● GIVEN DATA
───

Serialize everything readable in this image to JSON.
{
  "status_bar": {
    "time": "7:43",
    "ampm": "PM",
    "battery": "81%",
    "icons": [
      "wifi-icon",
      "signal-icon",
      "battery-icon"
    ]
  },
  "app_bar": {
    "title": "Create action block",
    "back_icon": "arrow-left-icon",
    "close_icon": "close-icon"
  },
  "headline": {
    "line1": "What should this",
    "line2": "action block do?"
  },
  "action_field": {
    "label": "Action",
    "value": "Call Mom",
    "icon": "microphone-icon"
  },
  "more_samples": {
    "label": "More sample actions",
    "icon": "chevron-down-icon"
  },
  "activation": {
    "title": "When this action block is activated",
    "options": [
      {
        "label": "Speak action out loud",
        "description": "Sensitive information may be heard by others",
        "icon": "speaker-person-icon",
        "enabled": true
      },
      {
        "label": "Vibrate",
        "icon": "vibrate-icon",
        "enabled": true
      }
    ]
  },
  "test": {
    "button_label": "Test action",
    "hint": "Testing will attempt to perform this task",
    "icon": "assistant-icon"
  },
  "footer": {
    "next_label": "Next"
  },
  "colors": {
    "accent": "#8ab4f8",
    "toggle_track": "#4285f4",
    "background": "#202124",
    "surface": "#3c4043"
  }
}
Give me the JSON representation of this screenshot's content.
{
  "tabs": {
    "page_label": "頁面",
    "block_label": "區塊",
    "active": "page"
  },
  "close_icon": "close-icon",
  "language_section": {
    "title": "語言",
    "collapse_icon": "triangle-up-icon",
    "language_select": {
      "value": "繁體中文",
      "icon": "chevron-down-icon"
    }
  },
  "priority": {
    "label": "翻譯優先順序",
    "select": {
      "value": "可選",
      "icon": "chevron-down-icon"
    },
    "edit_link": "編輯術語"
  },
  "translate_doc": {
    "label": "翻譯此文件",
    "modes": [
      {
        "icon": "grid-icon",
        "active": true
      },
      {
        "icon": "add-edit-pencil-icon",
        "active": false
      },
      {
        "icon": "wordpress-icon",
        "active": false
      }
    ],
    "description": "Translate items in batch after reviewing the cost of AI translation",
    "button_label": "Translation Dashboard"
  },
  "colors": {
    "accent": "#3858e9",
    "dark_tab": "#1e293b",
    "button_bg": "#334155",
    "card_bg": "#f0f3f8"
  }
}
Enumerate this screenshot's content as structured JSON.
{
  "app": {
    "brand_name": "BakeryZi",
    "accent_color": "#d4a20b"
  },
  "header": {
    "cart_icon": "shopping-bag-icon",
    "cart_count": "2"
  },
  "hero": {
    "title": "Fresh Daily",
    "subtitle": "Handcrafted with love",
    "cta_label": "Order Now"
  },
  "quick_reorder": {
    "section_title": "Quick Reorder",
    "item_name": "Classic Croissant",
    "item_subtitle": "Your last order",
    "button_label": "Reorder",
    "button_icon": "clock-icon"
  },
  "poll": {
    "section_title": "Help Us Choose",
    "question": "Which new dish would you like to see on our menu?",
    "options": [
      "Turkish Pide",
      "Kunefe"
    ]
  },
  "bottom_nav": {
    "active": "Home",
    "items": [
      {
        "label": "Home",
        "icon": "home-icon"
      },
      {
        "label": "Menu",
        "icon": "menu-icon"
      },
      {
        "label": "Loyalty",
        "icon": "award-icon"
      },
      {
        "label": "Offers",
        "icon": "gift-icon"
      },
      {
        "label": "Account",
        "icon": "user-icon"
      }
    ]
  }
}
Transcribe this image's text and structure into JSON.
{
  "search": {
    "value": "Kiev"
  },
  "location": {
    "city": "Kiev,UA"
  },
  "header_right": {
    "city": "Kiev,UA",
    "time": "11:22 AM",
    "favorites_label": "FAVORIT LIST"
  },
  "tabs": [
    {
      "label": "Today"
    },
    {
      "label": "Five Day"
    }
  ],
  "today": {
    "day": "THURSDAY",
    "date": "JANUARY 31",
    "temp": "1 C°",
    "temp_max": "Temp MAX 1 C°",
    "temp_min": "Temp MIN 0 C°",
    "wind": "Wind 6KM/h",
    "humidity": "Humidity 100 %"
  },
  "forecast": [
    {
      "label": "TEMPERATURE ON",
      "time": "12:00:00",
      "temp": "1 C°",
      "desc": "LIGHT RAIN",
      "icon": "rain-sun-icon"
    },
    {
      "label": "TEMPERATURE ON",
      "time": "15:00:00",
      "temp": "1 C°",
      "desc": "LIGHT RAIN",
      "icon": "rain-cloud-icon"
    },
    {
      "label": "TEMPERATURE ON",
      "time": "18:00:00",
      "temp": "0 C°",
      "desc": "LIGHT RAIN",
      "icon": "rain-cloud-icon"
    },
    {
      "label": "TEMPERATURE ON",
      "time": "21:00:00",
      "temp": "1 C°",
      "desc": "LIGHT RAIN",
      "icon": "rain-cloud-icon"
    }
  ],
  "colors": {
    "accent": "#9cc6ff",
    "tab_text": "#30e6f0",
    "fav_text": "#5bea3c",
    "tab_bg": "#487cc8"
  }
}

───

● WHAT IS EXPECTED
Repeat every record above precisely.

● OUTPUT OF THE EXERCISE
Serialize everything readable in this image to JSON.
{
  "status_bar": {
    "time": "7:43",
    "ampm": "PM",
    "battery": "81%",
    "icons": [
      "wifi-icon",
      "signal-icon",
      "battery-icon"
    ]
  },
  "app_bar": {
    "title": "Create action block",
    "back_icon": "arrow-left-icon",
    "close_icon": "close-icon"
  },
  "headline": {
    "line1": "What should this",
    "line2": "action block do?"
  },
  "action_field": {
    "label": "Action",
    "value": "Call Mom",
    "icon": "microphone-icon"
  },
  "more_samples": {
    "label": "More sample actions",
    "icon": "chevron-down-icon"
  },
  "activation": {
    "title": "When this action block is activated",
    "options": [
      {
        "label": "Speak action out loud",
        "description": "Sensitive information may be heard by others",
        "icon": "speaker-person-icon",
        "enabled": true
      },
      {
        "label": "Vibrate",
        "icon": "vibrate-icon",
        "enabled": true
      }
    ]
  },
  "test": {
    "button_label": "Test action",
    "hint": "Testing will attempt to perform this task",
    "icon": "assistant-icon"
  },
  "footer": {
    "next_label": "Next"
  },
  "colors": {
    "accent": "#8ab4f8",
    "toggle_track": "#4285f4",
    "background": "#202124",
    "surface": "#3c4043"
  }
}
Give me the JSON representation of this screenshot's content.
{
  "tabs": {
    "page_label": "頁面",
    "block_label": "區塊",
    "active": "page"
  },
  "close_icon": "close-icon",
  "language_section": {
    "title": "語言",
    "collapse_icon": "triangle-up-icon",
    "language_select": {
      "value": "繁體中文",
      "icon": "chevron-down-icon"
    }
  },
  "priority": {
    "label": "翻譯優先順序",
    "select": {
      "value": "可選",
      "icon": "chevron-down-icon"
    },
    "edit_link": "編輯術語"
  },
  "translate_doc": {
    "label": "翻譯此文件",
    "modes": [
      {
        "icon": "grid-icon",
        "active": true
      },
      {
        "icon": "add-edit-pencil-icon",
        "active": false
      },
      {
        "icon": "wordpress-icon",
        "active": false
      }
    ],
    "description": "Translate items in batch after reviewing the cost of AI translation",
    "button_label": "Translation Dashboard"
  },
  "colors": {
    "accent": "#3858e9",
    "dark_tab": "#1e293b",
    "button_bg": "#334155",
    "card_bg": "#f0f3f8"
  }
}
Enumerate this screenshot's content as structured JSON.
{
  "app": {
    "brand_name": "BakeryZi",
    "accent_color": "#d4a20b"
  },
  "header": {
    "cart_icon": "shopping-bag-icon",
    "cart_count": "2"
  },
  "hero": {
    "title": "Fresh Daily",
    "subtitle": "Handcrafted with love",
    "cta_label": "Order Now"
  },
  "quick_reorder": {
    "section_title": "Quick Reorder",
    "item_name": "Classic Croissant",
    "item_subtitle": "Your last order",
    "button_label": "Reorder",
    "button_icon": "clock-icon"
  },
  "poll": {
    "section_title": "Help Us Choose",
    "question": "Which new dish would you like to see on our menu?",
    "options": [
      "Turkish Pide",
      "Kunefe"
    ]
  },
  "bottom_nav": {
    "active": "Home",
    "items": [
      {
        "label": "Home",
        "icon": "home-icon"
      },
      {
        "label": "Menu",
        "icon": "menu-icon"
      },
      {
        "label": "Loyalty",
        "icon": "award-icon"
      },
      {
        "label": "Offers",
        "icon": "gift-icon"
      },
      {
        "label": "Account",
        "icon": "user-icon"
      }
    ]
  }
}
Transcribe this image's text and structure into JSON.
{
  "search": {
    "value": "Kiev"
  },
  "location": {
    "city": "Kiev,UA"
  },
  "header_right": {
    "city": "Kiev,UA",
    "time": "11:22 AM",
    "favorites_label": "FAVORIT LIST"
  },
  "tabs": [
    {
      "label": "Today"
    },
    {
      "label": "Five Day"
    }
  ],
  "today": {
    "day": "THURSDAY",
    "date": "JANUARY 31",
    "temp": "1 C°",
    "temp_max": "Temp MAX 1 C°",
    "temp_min": "Temp MIN 0 C°",
    "wind": "Wind 6KM/h",
    "humidity": "Humidity 100 %"
  },
  "forecast": [
    {
      "label": "TEMPERATURE ON",
      "time": "12:00:00",
      "temp": "1 C°",
      "desc": "LIGHT RAIN",
      "icon": "rain-sun-icon"
    },
    {
      "label": "TEMPERATURE ON",
      "time": "15:00:00",
      "temp": "1 C°",
      "desc": "LIGHT RAIN",
      "icon": "rain-cloud-icon"
    },
    {
      "label": "TEMPERATURE ON",
      "time": "18:00:00",
      "temp": "0 C°",
      "desc": "LIGHT RAIN",
      "icon": "rain-cloud-icon"
    },
    {
      "label": "TEMPERATURE ON",
      "time": "21:00:00",
      "temp": "1 C°",
      "desc": "LIGHT RAIN",
      "icon": "rain-cloud-icon"
    }
  ],
  "colors": {
    "accent": "#9cc6ff",
    "tab_text": "#30e6f0",
    "fav_text": "#5bea3c",
    "tab_bg": "#487cc8"
  }
}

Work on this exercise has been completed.